The journey down the Creek is marked by bubbles that rise to the surface as the canoe passes.
These bubbles contain the air of my ancestors’ whispered directions.
It is important to note that each movement is profoundly influenced by the passing of the seasons, affecting the way one can travel upon the water.
In Summertime, the Creek is languid, some might say lazy.
At that time, rocks reveal themselves while concealing the greater part of what they are – it is important to note their territories.
When Fall arrives, the anticipation of winter leads to a quickening of the current.
Rounding the curve of the Creek, the tamaracks entice eyes upward, showing off their Cadmium Yellow fronds against the Payne’s Grey Sky.

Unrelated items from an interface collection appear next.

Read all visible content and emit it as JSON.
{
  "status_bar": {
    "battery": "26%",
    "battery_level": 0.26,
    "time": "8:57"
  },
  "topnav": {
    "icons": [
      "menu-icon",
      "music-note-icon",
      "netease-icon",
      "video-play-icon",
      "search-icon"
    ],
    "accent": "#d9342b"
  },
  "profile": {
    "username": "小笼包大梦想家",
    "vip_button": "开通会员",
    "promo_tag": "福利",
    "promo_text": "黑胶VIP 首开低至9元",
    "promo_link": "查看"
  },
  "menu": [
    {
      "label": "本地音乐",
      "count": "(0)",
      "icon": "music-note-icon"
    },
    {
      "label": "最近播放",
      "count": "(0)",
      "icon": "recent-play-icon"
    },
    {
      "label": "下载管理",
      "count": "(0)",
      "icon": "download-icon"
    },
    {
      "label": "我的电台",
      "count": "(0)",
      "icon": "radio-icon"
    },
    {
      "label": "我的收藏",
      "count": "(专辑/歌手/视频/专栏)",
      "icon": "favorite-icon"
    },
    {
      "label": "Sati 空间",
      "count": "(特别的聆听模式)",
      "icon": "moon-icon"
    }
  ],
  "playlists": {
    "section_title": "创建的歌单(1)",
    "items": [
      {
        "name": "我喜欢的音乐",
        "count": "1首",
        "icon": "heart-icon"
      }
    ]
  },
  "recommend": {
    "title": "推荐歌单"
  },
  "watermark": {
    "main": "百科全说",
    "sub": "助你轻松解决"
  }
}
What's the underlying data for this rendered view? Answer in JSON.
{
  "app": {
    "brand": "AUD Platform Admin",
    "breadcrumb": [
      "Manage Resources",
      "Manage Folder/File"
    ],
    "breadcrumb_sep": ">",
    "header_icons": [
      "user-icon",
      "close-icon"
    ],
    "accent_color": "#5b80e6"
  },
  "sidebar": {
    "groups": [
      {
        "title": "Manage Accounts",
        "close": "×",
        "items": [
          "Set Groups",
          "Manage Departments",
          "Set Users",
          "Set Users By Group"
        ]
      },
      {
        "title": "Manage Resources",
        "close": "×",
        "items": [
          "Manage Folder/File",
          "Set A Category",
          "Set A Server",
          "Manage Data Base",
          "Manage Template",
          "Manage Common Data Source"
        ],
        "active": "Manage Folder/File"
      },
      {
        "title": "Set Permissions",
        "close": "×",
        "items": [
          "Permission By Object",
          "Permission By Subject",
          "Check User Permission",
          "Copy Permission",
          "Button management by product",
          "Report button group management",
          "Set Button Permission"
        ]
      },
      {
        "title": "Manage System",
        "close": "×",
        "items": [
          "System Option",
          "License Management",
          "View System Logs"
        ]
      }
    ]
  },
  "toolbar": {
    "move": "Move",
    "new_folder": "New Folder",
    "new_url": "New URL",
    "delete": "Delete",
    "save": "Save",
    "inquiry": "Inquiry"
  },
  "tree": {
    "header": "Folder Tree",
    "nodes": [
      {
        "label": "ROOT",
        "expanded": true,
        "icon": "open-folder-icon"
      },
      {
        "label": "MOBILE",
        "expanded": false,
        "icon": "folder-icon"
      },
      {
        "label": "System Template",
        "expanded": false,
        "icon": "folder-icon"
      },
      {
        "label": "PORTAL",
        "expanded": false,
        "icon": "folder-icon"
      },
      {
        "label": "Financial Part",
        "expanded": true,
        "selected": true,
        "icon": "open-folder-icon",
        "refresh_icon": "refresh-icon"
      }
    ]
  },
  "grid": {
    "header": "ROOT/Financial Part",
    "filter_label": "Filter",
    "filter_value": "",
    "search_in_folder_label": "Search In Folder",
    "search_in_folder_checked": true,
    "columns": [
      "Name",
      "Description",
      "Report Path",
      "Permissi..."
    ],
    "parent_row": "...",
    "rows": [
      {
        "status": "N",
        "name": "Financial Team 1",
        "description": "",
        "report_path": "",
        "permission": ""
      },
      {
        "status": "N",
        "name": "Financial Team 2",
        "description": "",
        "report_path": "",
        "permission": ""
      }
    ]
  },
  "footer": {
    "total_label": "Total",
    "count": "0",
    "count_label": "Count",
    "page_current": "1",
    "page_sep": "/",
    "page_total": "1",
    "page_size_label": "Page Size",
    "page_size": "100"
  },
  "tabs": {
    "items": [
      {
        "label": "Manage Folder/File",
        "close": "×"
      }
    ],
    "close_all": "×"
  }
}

Their needles pelt the Creek with their secrets.
Come Winter, the Creek is blanketed with snow over ice, reducing the clamour of the creek to a murmur.
Save for its escape at the deliberate chaos of the Beaver Dam – where despite the usual diligence of the caretakers, and their efforts to contain it, the Creek sneaks through the gaps and chinks, determinedly pushing through the frozen mud until it forgets itself and gurgles loudly in triumph – rousing its captors from their house…
Until Spring pours over the dam, hurrying the Creek toward the Lake.
The arrow grass slaps it as it rushes by, coerced by the wind, and the foolish young beavers are tricked into slapping their tails by the sound.
And then the canoe arcs forward, slicing through water, and the waves themselves slap its side, as if to congratulate it on a job well done.
The number of musicians traveling the Creek at any one time may be variable.
Solastalgia may be induced as the Creek shifts its bed due to logging.
The time to travel the Creek is also mutable, depending on the current and the ever-changing improvements to the Beaver Dam.
Many, many thanks to Terri Hron and Norm Adams for all their work in making this recording possible - I am ever grateful.
About My Graphic Scores…
Graphic scores in general do not have to contain any musical notation – although some may incorporate notations in unusual configurations.
This score contains no musical notation whatsoever.
The work here has no temporal or pitch indications. However, the overall length of the work may be pre-determined.
It does not include directions as to what kind or how many instruments are to be used (including voice).
It will produce a unique piece each time it is played.
It will encourage close listening – a necessary thing in these kinds of dialogues.
It will (hopefully) inspire experimentation.
It is not a free improvisation.
Structured improvisations provide a framework to examine ideas, themes, and sound.